The problem I would have with it, is that A is a subset of M, and (bold) A is not -- "how could the two be equal ?"

A random variable X is a function: o in O -> X(o), from some probability space O (representing chance) to some space of values (here P(M)). (Read omega for o and O)

Although it is, mathematically speaking, a function, it is called a random variable and the o variable is generally not written: we write X instead of X(o) - the "chance" variable is implicit.

{A = A} is (by definition) the set of elements o in O such that A(o) = A

and Pr(A = A), a shorthand for Pr({A = A}) is (by definition) the probability of this subset of O.

* When you have a random variable X defined on O, it can be used to transfer the probability on O to a probability on its arrival space, here P(M). So, that's what I meant by saying that a rv is almost the same thing as a probability distribution.

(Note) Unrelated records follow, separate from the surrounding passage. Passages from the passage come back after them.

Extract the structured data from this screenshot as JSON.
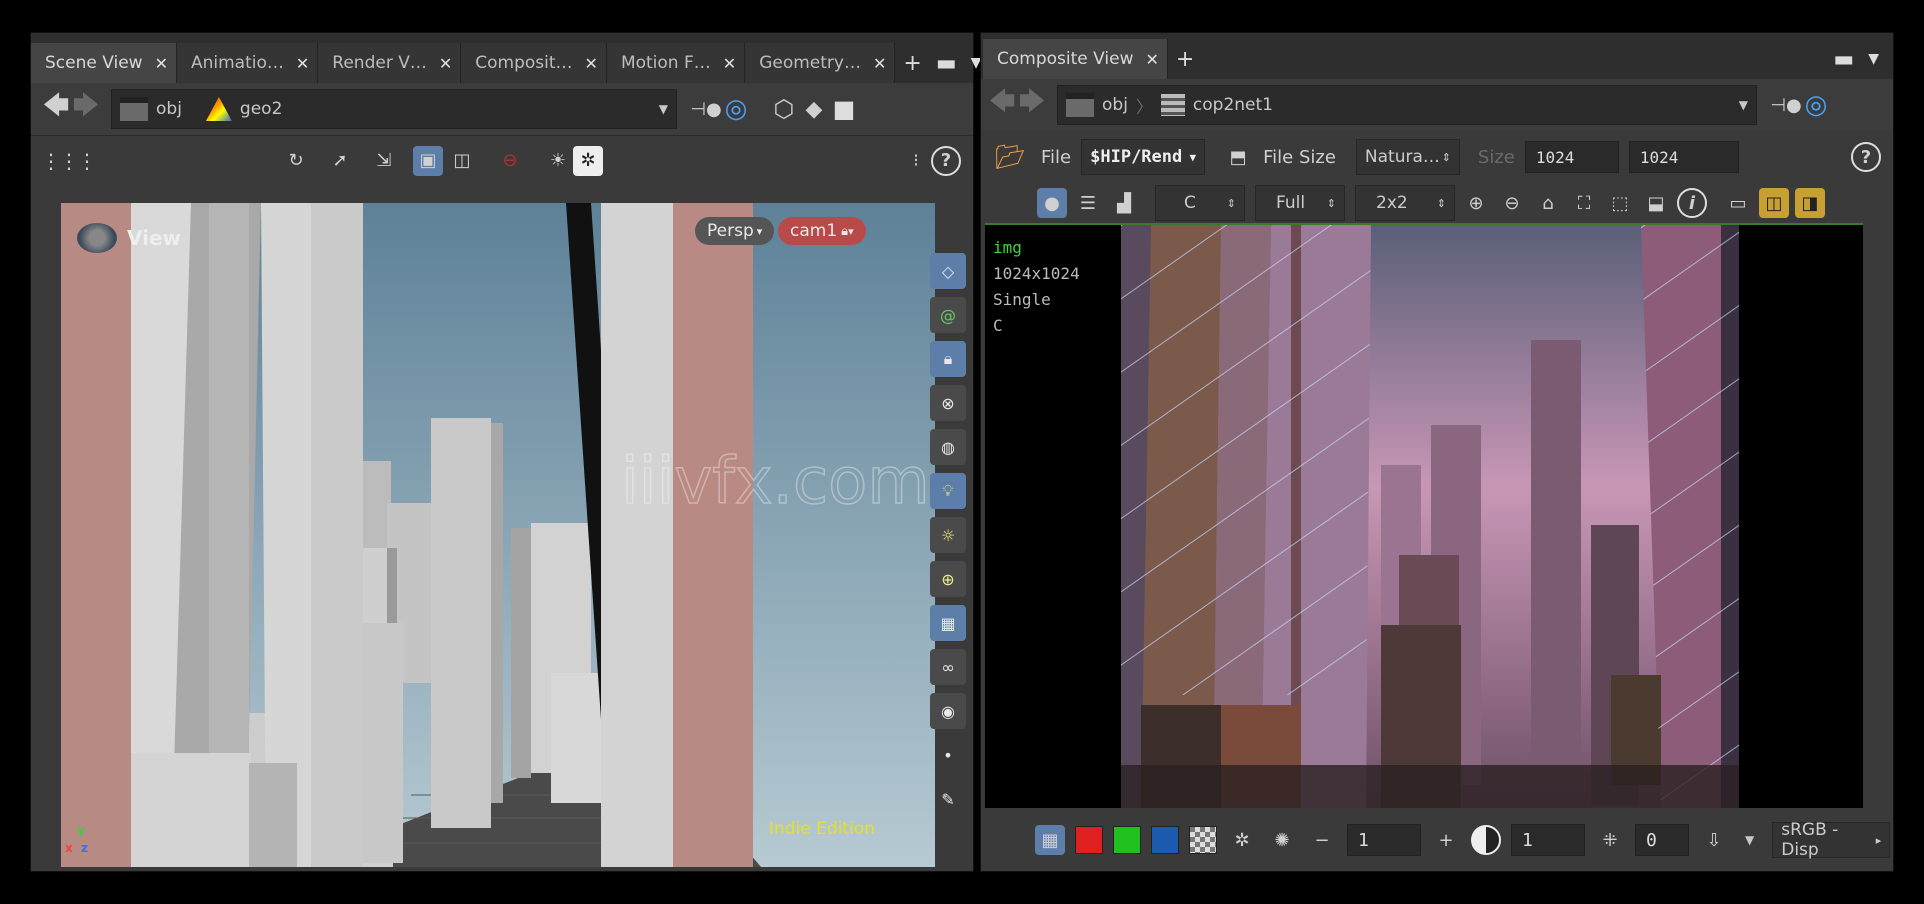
{
  "left_pane": {
    "tabs": [
      {
        "label": "Scene View",
        "active": true
      },
      {
        "label": "Animatio…",
        "active": false
      },
      {
        "label": "Render V…",
        "active": false
      },
      {
        "label": "Composit…",
        "active": false
      },
      {
        "label": "Motion F…",
        "active": false
      },
      {
        "label": "Geometry…",
        "active": false
      }
    ],
    "path": {
      "network": "obj",
      "node": "geo2"
    },
    "viewport": {
      "title": "View",
      "projection": "Persp",
      "camera": "cam1",
      "edition_label": "Indie Edition",
      "edition_color": "#e8e020",
      "watermark": "iiivfx.com",
      "axes": {
        "x": "x",
        "y": "y",
        "z": "z"
      }
    }
  },
  "right_pane": {
    "tabs": [
      {
        "label": "Composite View",
        "active": true
      }
    ],
    "path": {
      "network": "obj",
      "node": "cop2net1"
    },
    "file_row": {
      "file_label": "File",
      "file_value": "$HIP/Rend",
      "file_size_label": "File Size",
      "file_size_value": "Natura…",
      "size_label": "Size",
      "size_w": "1024",
      "size_h": "1024"
    },
    "view_row": {
      "channel": "C",
      "resolution": "Full",
      "grid": "2x2"
    },
    "image_info": {
      "name": "img",
      "dimensions": "1024x1024",
      "precision": "Single",
      "plane": "C",
      "name_color": "#3fd53f"
    },
    "bottom_bar": {
      "exposure_value": "1",
      "gamma_value": "1",
      "offset_value": "0",
      "lut": "sRGB - Disp"
    }
  }
}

[Edit: in Red Ed's case, it'd be much simpler to start from a probability distribution on P(M)]